Eavesdropping on Brooklynby Lela Moore
What does a Brooklyn neighborhood sound like?
In Flatbush, where Church Avenue and Coney Island Avenue intersect, one hears a quintessential urban sound mash: bus brakes squealing and a jackhammer boring into the street. Just a few blocks away, along placid Prospect Park South at Argyle Road and Albemarle Road, birds chirp and a baby babbles. Back into the maelstrom of Church Avenue a few blocks further, the unmistakable tinkle of a Mr. Softee truck is heard, and a fruit vendor sings a ditty about his mangoes. “Get your mangoes here, from your mango man,” he croons. “Here comes your mango man, get your mangoes.”
The sounds of this Brooklyn neighborhood have been recorded by local high school students as a new way of mapping the sidewalks and intersections here to include the people who use them. With support from the Brooklyn Center for the Urban Environment (BCUE), students from Erasmus Hall Campus High School for Business and Technology created a “sound map” of Church Avenue, a main artery of the Flatbush neighborhood. From Prospect Park South to Bedford-Stuyvesant, students recorded sounds along Church Avenue and then charted their sound samples on a street map. The result can be found online at http://www.bcue.org/soundmap/soundmap.htm.
“The students came up with a way to create a map of the community to express more information about the community,” says Josh Lapidus, the coordinator of urban design programs at BCUE, headquartered in the Prospect Park Tennis House.
To complete the sound map, students participating in the tech prep program at Erasmus High spent 10 weeks meeting regularly with Chris Dierks, an urban design instructor at BCUE. Dierks says that because instructors are assigned to teach courses at random, “I had no preconceived ideas about the project. I only knew it was a mapping class.”
Dierks began the class by assessing the interests of the approximately 60 students involved. “I wanted to see what the kids were interested in: what they see and why they see it,” he says. “I wanted the kids to be invested in the program.”
Once they settled on a sound map, Dierks provided them with the analytical tools to create the map, but left the particulars to the students. “The thing with the project in general is not to overlay your interests with the students’,” he says. “You want it to represent them. Where do the students come from? This gets them out to a larger group of people at school and to the community at large. Other people see it.”
Armed with a microphone, a recorder, and a digital camera, Dierks and the Erasmus students took field trips around Flatbush.

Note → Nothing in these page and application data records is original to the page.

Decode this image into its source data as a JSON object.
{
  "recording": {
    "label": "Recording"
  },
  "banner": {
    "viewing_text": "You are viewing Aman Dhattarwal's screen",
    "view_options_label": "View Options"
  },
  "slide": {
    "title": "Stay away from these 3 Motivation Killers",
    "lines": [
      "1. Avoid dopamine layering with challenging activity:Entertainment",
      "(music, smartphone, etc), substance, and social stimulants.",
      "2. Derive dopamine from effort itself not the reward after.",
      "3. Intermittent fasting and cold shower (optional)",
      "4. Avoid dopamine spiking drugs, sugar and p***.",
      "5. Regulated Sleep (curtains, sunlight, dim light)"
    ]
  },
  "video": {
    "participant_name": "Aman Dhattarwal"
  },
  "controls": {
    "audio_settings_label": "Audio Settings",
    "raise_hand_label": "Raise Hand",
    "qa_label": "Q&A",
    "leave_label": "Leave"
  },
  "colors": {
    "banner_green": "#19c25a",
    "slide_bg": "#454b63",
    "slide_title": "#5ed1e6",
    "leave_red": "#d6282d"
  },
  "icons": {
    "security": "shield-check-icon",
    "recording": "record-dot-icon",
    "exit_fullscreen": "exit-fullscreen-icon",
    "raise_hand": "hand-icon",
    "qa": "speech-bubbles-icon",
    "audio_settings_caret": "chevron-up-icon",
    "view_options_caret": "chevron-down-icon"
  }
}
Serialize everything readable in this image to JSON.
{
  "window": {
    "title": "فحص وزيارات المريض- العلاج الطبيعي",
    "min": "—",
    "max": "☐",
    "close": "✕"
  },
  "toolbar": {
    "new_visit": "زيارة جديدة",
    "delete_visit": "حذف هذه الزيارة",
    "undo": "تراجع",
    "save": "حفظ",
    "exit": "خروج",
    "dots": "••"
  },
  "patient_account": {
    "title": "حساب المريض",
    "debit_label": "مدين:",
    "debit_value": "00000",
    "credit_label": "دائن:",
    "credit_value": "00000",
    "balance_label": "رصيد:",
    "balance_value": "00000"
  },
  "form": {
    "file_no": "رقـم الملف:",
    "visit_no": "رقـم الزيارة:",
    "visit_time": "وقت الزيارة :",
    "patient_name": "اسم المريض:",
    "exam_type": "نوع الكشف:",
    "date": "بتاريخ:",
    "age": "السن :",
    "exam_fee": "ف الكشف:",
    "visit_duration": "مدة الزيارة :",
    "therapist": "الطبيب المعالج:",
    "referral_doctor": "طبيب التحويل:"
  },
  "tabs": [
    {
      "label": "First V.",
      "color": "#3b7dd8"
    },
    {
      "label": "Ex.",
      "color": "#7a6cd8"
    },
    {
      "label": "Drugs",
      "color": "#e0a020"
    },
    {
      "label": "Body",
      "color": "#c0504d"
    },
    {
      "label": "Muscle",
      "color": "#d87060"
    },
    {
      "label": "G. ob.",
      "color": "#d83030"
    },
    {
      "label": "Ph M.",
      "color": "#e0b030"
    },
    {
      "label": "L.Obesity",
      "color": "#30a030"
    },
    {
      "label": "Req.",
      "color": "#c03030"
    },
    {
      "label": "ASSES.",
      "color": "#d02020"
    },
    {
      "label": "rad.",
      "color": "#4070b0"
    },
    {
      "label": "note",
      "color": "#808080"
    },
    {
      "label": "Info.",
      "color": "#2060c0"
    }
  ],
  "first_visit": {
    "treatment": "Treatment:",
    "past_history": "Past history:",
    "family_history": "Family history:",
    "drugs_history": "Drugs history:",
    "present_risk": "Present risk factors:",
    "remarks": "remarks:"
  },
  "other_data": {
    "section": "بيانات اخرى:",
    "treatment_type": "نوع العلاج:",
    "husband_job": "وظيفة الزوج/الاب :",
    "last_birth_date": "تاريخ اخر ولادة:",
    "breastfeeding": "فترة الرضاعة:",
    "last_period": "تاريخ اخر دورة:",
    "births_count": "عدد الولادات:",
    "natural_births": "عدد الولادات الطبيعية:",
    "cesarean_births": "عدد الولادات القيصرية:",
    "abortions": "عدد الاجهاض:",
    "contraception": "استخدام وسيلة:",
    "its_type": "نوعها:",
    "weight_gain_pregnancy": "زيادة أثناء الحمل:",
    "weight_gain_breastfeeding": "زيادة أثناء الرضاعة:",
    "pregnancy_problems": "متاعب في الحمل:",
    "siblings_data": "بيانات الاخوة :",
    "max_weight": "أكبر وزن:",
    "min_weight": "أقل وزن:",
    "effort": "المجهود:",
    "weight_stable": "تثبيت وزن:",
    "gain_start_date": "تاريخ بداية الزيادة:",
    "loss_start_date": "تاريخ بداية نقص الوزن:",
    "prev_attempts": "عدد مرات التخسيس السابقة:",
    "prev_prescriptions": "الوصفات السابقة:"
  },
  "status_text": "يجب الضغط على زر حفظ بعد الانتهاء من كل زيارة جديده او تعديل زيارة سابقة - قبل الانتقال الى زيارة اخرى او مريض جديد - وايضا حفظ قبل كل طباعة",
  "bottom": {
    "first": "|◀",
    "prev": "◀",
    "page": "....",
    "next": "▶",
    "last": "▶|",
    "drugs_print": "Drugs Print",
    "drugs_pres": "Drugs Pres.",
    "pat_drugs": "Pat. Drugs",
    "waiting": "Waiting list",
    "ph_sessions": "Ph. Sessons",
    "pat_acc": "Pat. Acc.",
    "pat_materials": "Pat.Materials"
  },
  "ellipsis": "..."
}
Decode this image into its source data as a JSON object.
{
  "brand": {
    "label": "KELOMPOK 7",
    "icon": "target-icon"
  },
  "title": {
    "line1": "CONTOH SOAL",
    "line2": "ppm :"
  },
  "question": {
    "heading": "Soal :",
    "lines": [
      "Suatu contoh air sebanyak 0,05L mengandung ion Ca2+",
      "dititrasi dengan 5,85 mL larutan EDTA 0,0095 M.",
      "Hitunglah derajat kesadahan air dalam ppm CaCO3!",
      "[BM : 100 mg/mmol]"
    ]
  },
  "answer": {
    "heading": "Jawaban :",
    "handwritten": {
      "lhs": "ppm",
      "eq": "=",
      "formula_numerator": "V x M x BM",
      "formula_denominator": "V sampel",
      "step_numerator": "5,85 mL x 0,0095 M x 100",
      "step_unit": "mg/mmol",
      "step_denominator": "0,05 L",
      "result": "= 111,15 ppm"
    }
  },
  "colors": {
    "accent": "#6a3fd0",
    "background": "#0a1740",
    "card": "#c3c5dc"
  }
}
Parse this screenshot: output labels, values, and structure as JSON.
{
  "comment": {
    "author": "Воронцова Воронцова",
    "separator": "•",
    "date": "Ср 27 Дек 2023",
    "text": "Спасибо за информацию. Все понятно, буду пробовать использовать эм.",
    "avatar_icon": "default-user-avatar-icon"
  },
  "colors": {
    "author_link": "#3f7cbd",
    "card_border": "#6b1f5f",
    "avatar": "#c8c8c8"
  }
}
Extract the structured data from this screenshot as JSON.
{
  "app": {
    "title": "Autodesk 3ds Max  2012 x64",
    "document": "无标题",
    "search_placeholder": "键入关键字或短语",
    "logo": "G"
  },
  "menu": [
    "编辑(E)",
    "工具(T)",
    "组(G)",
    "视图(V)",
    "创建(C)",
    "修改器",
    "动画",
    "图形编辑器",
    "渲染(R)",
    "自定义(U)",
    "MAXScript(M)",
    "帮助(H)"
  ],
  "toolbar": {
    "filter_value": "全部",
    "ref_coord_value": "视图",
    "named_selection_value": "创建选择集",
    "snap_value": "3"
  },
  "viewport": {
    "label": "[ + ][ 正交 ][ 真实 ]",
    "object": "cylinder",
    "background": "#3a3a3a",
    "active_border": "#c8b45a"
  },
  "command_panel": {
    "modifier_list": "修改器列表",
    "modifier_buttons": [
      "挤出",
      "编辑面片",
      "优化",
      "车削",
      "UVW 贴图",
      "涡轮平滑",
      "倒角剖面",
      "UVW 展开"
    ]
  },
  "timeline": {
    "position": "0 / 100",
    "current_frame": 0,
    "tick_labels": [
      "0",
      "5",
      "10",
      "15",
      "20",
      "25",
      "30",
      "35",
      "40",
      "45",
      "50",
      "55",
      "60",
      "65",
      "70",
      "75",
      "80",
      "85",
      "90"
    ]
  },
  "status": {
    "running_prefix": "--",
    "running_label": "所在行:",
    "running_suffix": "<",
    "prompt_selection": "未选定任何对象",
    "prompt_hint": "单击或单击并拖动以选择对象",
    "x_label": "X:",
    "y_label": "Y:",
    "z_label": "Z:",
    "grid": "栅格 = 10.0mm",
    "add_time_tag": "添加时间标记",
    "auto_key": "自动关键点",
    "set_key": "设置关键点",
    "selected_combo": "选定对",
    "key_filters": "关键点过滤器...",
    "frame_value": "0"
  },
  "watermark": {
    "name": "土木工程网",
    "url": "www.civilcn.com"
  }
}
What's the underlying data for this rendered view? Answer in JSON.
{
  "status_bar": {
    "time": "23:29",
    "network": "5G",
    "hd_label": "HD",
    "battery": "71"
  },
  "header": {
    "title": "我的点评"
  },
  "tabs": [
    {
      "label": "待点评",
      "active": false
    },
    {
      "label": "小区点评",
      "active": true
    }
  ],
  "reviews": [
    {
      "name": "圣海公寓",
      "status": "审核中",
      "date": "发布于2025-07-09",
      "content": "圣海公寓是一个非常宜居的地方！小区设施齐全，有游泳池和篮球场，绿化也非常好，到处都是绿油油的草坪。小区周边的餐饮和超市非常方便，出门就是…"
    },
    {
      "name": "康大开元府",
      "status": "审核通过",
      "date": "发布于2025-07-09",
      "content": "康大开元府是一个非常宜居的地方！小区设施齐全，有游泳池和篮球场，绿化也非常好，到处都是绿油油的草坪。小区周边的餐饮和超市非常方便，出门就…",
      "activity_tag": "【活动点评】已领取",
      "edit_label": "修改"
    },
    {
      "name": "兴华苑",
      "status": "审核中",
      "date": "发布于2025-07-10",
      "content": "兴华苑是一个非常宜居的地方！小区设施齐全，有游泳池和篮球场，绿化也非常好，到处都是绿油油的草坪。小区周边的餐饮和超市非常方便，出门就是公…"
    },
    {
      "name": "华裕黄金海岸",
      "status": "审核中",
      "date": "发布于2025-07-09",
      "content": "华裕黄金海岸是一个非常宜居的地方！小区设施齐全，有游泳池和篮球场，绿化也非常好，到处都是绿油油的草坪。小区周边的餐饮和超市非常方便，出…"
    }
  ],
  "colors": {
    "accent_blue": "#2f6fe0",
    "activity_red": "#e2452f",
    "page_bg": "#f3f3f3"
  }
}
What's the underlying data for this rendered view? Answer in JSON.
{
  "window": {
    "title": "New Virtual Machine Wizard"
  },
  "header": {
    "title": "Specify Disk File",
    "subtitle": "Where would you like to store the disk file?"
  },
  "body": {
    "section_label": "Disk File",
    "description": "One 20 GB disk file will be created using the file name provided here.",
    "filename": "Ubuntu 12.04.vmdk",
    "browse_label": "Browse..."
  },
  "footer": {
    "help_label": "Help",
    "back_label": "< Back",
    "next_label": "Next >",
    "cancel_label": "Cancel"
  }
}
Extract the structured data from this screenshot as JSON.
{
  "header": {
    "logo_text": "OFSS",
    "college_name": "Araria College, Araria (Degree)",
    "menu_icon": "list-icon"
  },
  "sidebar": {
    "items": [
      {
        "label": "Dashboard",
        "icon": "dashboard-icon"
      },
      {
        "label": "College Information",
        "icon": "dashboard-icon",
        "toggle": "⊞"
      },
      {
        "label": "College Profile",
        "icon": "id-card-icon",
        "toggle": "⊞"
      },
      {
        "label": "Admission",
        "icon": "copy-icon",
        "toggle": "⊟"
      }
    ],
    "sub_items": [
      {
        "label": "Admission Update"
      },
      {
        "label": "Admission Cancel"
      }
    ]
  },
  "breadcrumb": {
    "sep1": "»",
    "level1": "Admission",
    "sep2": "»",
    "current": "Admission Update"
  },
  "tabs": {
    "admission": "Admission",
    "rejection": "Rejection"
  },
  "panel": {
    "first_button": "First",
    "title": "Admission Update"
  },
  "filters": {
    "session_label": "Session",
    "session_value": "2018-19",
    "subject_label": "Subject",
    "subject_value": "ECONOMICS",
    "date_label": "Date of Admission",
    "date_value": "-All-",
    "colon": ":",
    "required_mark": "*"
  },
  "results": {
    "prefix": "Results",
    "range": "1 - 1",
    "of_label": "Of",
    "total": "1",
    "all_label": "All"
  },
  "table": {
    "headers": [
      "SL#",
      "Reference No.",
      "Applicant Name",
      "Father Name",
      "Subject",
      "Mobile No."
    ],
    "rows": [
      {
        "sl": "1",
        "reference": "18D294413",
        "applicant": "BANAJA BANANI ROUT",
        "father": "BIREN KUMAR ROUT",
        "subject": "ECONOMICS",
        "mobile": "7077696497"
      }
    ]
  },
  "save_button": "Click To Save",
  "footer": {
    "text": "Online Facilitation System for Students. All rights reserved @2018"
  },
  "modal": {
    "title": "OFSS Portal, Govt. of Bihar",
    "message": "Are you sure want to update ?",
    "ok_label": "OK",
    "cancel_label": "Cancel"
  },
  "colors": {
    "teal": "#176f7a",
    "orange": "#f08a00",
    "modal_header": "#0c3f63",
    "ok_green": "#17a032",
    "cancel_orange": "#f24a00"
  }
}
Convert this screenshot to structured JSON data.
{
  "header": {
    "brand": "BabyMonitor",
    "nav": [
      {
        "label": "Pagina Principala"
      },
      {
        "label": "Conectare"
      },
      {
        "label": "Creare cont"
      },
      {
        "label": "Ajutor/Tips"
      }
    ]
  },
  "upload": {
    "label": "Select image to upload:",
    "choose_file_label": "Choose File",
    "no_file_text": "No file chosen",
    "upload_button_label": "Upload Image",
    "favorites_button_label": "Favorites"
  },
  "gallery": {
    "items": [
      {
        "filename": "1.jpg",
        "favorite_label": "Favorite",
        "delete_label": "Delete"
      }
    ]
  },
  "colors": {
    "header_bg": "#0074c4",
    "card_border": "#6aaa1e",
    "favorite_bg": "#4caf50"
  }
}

The students decided they wanted their map to feature visual as well as audio representations of the neighborhood, so they recorded their pieces of the map and took photos of each site where they obtained a sound sample.
“It didn’t require a lot of equipment,” Dierks says, but with these simple recordings the students mapped their way through neighborhood life: past little boys laughing (as they rode a coin-operated camel outside of a wig shop on Church Avenue); through a block echoing with muted neighborhood sounds (absorbed by the quiet, shady cemetery at East 21st); and down into the clank and clamor of traffic (along the B35 bus route).
According to Lapidus, this is the first time he’s seen a sound map created by high school students. They “really gravitated toward” the use of sounds in their map, he says. “A lot of agencies do community mapping projects. It’s a tool that community-based organizations use to work with people to get them to know their neighborhoods and to study assets in their neighborhoods and communities,” he says.
For Erasmus High tech prep students, mapping was studied as a computer application, according to Lapidus. The tech prep program is part of a federally funded college preparatory program run out of Medgar Evers College in Brooklyn, part of the City University of New York (CUNY). The program trains students in technological applications for science and math.
Nickolai Sampson, an Erasmus student, expressed an interest in learning the technological side of map creation and worked with Dierks to build a website for the map, writing the text and developing a color scheme. The site features a street map of the Church Avenue route with colorful photographs of the 15 sites where students recorded their sound samples.
Dierks roundly praises the Erasmus students and their work. “This was a fun project, and they were great kids to work with,” he says. Their efforts—and their neighborhood—are now preserved on the website’s sound map. Click on a photo, and the street scenes rumble, sing, and chirp to life.
Lela Moore is a freelance writer who lives in Brooklyn.
Lela Moore is a writer based in Brooklyn.